Task requirements: If a line in the records below contains the word "this", copy it out.

___ Task data

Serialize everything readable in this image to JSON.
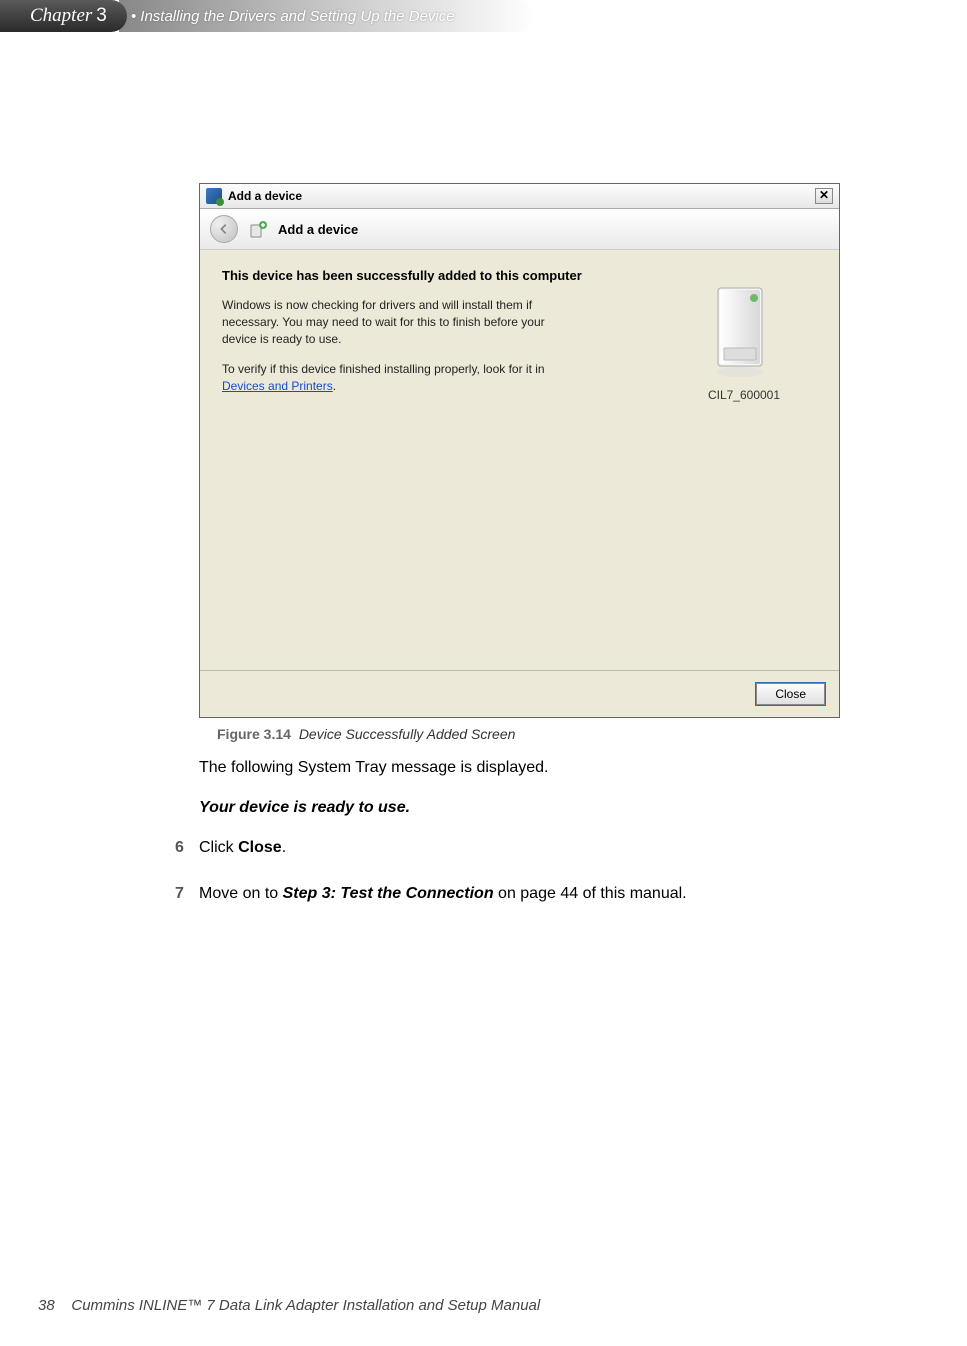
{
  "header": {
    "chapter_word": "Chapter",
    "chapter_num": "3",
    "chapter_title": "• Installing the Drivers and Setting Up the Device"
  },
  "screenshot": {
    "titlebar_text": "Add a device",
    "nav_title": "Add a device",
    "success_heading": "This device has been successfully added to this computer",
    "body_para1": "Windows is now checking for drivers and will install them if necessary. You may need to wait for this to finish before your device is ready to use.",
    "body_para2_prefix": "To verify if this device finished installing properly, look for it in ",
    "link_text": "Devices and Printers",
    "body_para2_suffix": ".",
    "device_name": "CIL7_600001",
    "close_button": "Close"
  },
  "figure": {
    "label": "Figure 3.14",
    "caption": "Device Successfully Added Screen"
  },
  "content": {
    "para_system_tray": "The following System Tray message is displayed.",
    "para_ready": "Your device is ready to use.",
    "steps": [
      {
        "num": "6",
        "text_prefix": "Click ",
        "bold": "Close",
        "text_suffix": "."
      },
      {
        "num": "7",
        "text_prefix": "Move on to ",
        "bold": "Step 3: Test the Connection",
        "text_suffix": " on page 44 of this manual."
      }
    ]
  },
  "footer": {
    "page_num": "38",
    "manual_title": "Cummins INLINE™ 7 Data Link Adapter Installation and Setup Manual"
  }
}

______
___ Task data

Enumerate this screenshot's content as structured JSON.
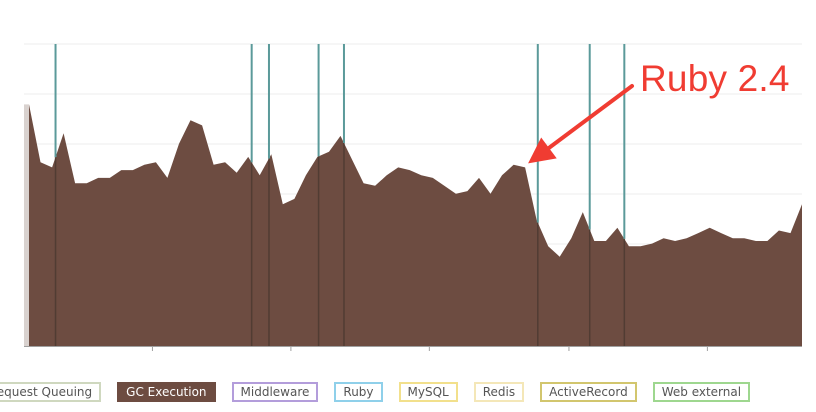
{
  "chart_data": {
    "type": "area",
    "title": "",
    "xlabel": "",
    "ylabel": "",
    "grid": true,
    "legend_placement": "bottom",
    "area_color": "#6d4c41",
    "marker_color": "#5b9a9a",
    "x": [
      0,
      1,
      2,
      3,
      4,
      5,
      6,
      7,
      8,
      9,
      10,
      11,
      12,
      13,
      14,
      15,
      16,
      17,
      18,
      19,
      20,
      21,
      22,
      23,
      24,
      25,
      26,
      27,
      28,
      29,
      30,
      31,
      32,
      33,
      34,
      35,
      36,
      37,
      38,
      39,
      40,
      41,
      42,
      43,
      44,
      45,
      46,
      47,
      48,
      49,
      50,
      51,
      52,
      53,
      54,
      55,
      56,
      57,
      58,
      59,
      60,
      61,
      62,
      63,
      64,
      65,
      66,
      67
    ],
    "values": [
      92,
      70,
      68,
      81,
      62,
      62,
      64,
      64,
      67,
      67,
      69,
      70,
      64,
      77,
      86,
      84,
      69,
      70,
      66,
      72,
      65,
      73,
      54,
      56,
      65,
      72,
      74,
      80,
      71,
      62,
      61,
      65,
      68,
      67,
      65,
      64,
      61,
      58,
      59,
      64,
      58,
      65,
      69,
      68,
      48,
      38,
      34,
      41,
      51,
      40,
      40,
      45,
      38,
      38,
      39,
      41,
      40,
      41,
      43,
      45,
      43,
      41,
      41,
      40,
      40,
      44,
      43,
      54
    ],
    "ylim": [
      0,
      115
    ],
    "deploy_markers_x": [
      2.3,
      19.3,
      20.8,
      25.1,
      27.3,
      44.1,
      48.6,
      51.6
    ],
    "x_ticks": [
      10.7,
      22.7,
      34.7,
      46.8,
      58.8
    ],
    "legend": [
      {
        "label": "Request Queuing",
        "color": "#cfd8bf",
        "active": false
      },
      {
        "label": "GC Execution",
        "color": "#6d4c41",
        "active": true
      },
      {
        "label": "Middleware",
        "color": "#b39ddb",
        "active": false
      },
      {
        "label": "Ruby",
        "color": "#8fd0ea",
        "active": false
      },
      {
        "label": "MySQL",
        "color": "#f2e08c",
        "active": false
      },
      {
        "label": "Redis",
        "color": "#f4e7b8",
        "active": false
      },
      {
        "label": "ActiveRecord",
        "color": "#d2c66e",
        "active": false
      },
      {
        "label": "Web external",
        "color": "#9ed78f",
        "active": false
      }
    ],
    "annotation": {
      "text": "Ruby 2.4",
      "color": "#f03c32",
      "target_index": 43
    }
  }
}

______

Solved exercise:
Serialize everything readable in this image to JSON.
    "success_heading": "This device has been successfully added to this computer",
    "body_para1": "Windows is now checking for drivers and will install them if necessary. You may need to wait for this to finish before your device is ready to use.",
    "body_para2_prefix": "To verify if this device finished installing properly, look for it in ",
        "text_suffix": " on page 44 of this manual."
Enumerate this screenshot's content as structured JSON.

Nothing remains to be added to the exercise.